WE’RE heading for the Scottish Borders this weekend to start working on our Gore-Tex Scottish National Trail. I’ve already walked the 375 mile/603km route in its entirely and have walked several sections of it a number of times. Now comes the difficult bit, filming it and writing the book!
I passionately believe the Gore-Tex Scottish National Trail could become one of the iconic long-distance walking routes of the world and could also add appreciably to the economies of the towns, villages and settlements the route runs through. We all know how economically successful the West Highland Way has been and I believe the Gore-Tex Scottish National Trail will bring many walkers from overseas to Scotland to walk the route in sections, or in some cases, in its entirety.
The route will run between Kirk Yetholm in the Scottish Borders and Cape Wrath, the most north-westerly point on the Scottish mainland, and can be broken down into four main sections;
• the southern section between Kirk Yetholm and Edinburgh, 81 miles/130km;

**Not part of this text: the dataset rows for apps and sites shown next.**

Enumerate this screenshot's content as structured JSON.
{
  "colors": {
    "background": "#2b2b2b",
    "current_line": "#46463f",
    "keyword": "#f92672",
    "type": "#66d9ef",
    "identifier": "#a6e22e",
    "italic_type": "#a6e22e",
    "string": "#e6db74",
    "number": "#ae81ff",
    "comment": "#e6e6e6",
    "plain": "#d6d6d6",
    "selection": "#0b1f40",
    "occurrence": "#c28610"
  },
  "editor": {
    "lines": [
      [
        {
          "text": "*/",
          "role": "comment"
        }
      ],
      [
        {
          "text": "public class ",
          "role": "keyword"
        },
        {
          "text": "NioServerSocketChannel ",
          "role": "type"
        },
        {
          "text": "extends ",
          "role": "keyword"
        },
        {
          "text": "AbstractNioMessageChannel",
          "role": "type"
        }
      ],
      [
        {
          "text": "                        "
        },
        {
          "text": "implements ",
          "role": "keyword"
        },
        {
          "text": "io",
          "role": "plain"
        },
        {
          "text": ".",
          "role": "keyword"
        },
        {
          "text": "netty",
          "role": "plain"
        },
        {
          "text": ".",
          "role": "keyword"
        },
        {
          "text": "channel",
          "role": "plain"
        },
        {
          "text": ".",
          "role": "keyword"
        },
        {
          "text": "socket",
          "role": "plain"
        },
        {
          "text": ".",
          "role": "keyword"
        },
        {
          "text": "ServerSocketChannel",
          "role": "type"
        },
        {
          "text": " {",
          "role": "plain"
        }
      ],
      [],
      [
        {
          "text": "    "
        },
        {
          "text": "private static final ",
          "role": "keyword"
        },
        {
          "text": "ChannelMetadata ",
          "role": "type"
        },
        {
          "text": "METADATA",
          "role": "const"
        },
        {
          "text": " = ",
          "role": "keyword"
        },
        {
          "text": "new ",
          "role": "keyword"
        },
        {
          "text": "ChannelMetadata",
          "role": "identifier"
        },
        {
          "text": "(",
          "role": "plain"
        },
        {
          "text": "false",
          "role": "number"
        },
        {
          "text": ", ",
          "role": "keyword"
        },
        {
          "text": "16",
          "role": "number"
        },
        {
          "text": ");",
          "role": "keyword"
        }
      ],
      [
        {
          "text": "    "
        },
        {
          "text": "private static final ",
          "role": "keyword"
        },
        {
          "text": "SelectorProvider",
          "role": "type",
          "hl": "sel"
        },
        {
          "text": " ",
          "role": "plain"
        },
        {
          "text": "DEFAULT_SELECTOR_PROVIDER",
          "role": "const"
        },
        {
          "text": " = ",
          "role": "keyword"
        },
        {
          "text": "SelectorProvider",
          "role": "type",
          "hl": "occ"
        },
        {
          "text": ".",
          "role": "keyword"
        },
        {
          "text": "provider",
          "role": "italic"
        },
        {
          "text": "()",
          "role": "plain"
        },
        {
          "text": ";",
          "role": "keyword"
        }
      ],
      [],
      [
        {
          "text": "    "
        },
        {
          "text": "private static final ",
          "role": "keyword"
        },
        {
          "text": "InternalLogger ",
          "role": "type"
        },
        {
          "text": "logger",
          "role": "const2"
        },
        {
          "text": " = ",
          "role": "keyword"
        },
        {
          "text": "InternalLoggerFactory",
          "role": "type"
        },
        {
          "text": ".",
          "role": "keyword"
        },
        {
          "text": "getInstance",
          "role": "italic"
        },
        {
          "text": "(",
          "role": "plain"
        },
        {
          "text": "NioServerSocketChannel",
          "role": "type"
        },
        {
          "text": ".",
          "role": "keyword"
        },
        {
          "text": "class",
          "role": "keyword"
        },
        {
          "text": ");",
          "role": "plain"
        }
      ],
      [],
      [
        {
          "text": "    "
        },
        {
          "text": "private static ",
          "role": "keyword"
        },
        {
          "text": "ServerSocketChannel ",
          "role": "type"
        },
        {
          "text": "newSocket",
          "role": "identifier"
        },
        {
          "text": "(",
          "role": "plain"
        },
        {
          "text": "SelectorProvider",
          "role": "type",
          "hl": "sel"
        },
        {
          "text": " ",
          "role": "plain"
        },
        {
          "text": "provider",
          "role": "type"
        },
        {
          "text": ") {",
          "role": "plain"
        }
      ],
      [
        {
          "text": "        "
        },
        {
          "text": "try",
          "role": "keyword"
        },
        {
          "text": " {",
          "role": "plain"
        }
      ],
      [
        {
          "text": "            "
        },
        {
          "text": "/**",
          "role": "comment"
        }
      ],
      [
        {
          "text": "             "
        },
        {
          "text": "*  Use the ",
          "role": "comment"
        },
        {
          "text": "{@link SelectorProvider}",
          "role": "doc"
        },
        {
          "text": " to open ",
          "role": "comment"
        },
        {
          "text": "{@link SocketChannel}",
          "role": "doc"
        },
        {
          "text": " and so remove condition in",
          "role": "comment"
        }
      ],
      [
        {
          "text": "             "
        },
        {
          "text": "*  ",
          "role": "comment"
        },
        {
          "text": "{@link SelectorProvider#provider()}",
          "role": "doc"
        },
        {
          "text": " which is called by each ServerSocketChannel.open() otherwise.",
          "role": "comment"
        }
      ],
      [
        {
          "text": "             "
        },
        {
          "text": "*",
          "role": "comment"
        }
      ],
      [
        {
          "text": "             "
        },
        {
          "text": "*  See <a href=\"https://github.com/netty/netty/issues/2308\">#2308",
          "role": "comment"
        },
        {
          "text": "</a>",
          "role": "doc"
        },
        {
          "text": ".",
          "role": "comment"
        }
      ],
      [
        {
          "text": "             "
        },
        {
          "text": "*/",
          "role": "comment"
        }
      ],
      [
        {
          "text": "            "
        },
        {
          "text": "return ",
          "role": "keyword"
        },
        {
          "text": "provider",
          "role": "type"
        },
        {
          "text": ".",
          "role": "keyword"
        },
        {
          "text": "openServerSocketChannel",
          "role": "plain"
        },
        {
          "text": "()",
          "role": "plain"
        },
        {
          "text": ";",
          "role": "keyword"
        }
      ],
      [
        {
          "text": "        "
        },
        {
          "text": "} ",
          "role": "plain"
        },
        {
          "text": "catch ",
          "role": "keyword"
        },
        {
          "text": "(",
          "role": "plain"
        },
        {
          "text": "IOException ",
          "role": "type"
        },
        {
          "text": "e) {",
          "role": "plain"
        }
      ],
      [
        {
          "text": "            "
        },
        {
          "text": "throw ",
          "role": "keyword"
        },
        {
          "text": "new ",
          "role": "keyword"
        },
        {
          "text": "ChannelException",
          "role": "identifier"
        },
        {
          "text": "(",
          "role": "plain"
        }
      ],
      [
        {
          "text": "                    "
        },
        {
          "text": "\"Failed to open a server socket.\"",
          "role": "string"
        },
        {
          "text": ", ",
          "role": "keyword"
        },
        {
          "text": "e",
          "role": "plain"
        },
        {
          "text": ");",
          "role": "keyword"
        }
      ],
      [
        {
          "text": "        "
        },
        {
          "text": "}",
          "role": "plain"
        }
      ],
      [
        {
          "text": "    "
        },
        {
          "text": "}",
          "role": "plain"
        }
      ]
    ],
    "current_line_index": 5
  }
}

• a route between Edinburgh and Milngavie following the Union and Forth and Clyde Canals, 51 miles/82km;
• a central highlands section between Milngavie and Aviemore, 125 miles/201km;
• and the final route between Badenoch and Cape Wrath, 119miles/191km.
The notion of a National Trail running the length of the country isn’t a new one. Many people have long favoured the idea of a long distance walking route throughout the length of Scotland. The route of the Gore-Tex Scottish National Trail passes through some of the most wonderful landscapes in Scotland, takes in both our National Parks, and even visits our capital city, Edinburgh.
For the first time many of Scotland’s existing footpaths will be linked into a longer length-of-the-nation route. The Scottish National Trail makes full use of existing footpaths and official ‘ways’, and follows various sections of the St Cuthbert’s Way, the Southern Upland Way, the West Highland Way, the Rob Roy Way and the Cape Wrath Trail.
The trail also follows a number of local ‘core paths’. As part of the Land Reform (Scotland) Act of 2003, when Scotland was given access laws that have become the envy of the world, councils were asked to develop Core Path Networks around villages and towns. I’ve been able to make full use of these paths in various parts of the country, particularly around Peebles and the Pentlands, in the Trossachs around Aberfoyle and in Badenoch. Scotland is now very well served by an astonishing array of good walking routes so it seems like the right time to develop a long distance walking route that links them together to run the entire length of the country.
Last year when I was in Nepal the Great Himalayan Trail was launched, a long distance trekking route that runs right through the country. I thought then that if Nepal could have such a route why not Scotland? A route that connects the fabulous diversity of landscape that we have in Scotland, from the rolling hills of the Borders to the untamed majesty of the far North-West.
Now, with the generous help of GORE-TEX (R), we hope to make that vision a reality. The folk at Gore have been really supportive and encouraging and have helped us in a great number of ways, not least in making sure that I don’t suffer from wet feet!
All going well the guide book will be published in the early Autumn. It’s going to be a busy summer.